Listed records »
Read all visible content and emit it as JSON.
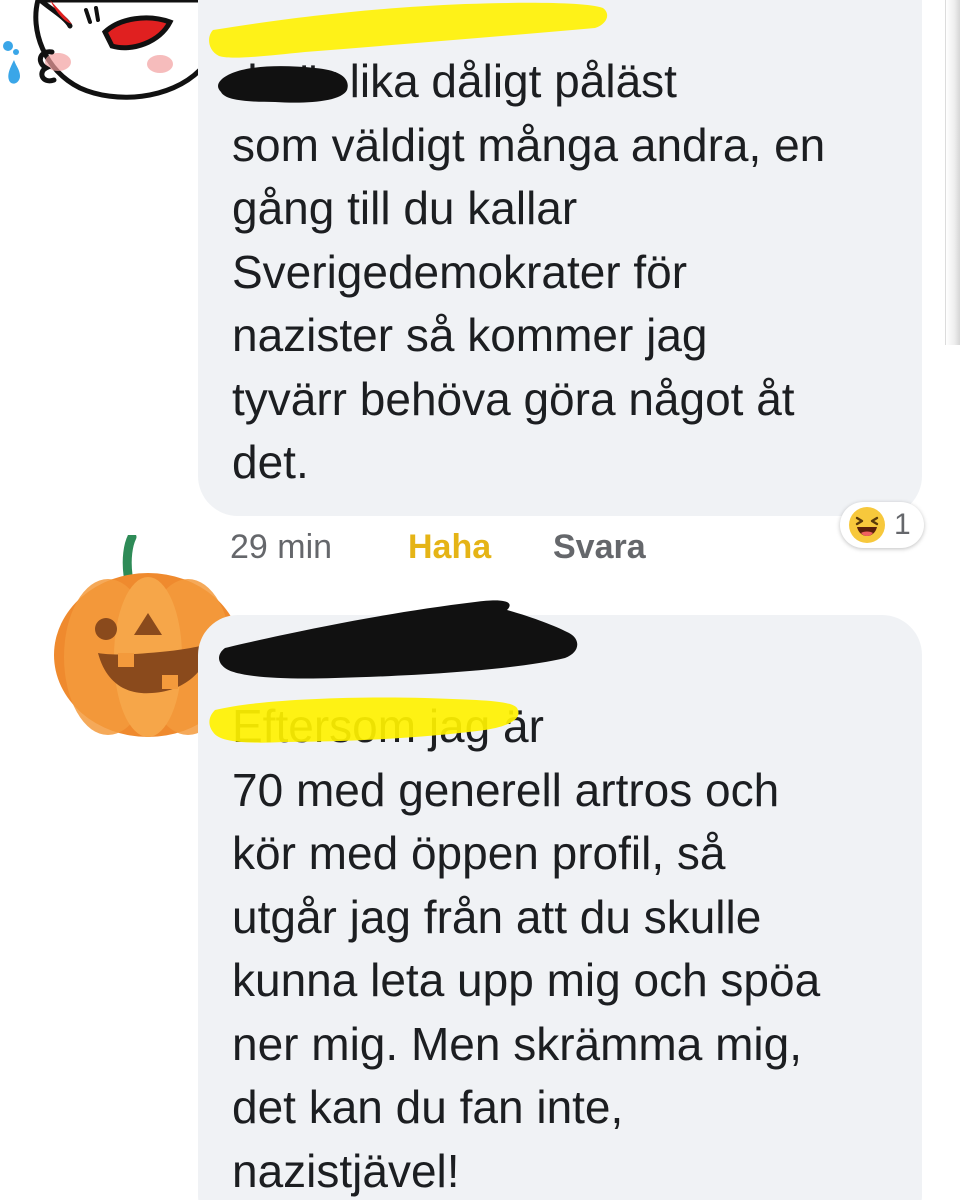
{
  "comments": [
    {
      "text": "du är lika dåligt påläst\nsom väldigt många andra, en\ngång till du kallar\nSverigedemokrater för\nnazister så kommer jag\ntyvärr behöva göra något åt\ndet.",
      "time": "29 min",
      "reaction_label": "Haha",
      "reply_label": "Svara",
      "reaction_count": "1",
      "reaction_icon": "laughing-emoji-icon",
      "avatar_icon": "cartoon-face-avatar"
    },
    {
      "text": "Eftersom jag är\n70 med generell artros och\nkör med öppen profil, så\nutgår jag från att du skulle\nkunna leta upp mig och spöa\nner mig. Men skrämma mig,\ndet kan du fan inte,\nnazistjävel!",
      "avatar_icon": "pumpkin-avatar"
    }
  ],
  "colors": {
    "bubble": "#f0f2f5",
    "text": "#1c1e21",
    "meta": "#65676b",
    "haha": "#e5b416",
    "redaction_yellow": "#fff200",
    "redaction_black": "#111111"
  }
}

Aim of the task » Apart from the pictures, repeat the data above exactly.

Answer to the problem »
Read all visible content and emit it as JSON.
{
  "comments": [
    {
      "text": "du är lika dåligt påläst\nsom väldigt många andra, en\ngång till du kallar\nSverigedemokrater för\nnazister så kommer jag\ntyvärr behöva göra något åt\ndet.",
      "time": "29 min",
      "reaction_label": "Haha",
      "reply_label": "Svara",
      "reaction_count": "1",
      "reaction_icon": "laughing-emoji-icon",
      "avatar_icon": "cartoon-face-avatar"
    },
    {
      "text": "Eftersom jag är\n70 med generell artros och\nkör med öppen profil, så\nutgår jag från att du skulle\nkunna leta upp mig och spöa\nner mig. Men skrämma mig,\ndet kan du fan inte,\nnazistjävel!",
      "avatar_icon": "pumpkin-avatar"
    }
  ],
  "colors": {
    "bubble": "#f0f2f5",
    "text": "#1c1e21",
    "meta": "#65676b",
    "haha": "#e5b416",
    "redaction_yellow": "#fff200",
    "redaction_black": "#111111"
  }
}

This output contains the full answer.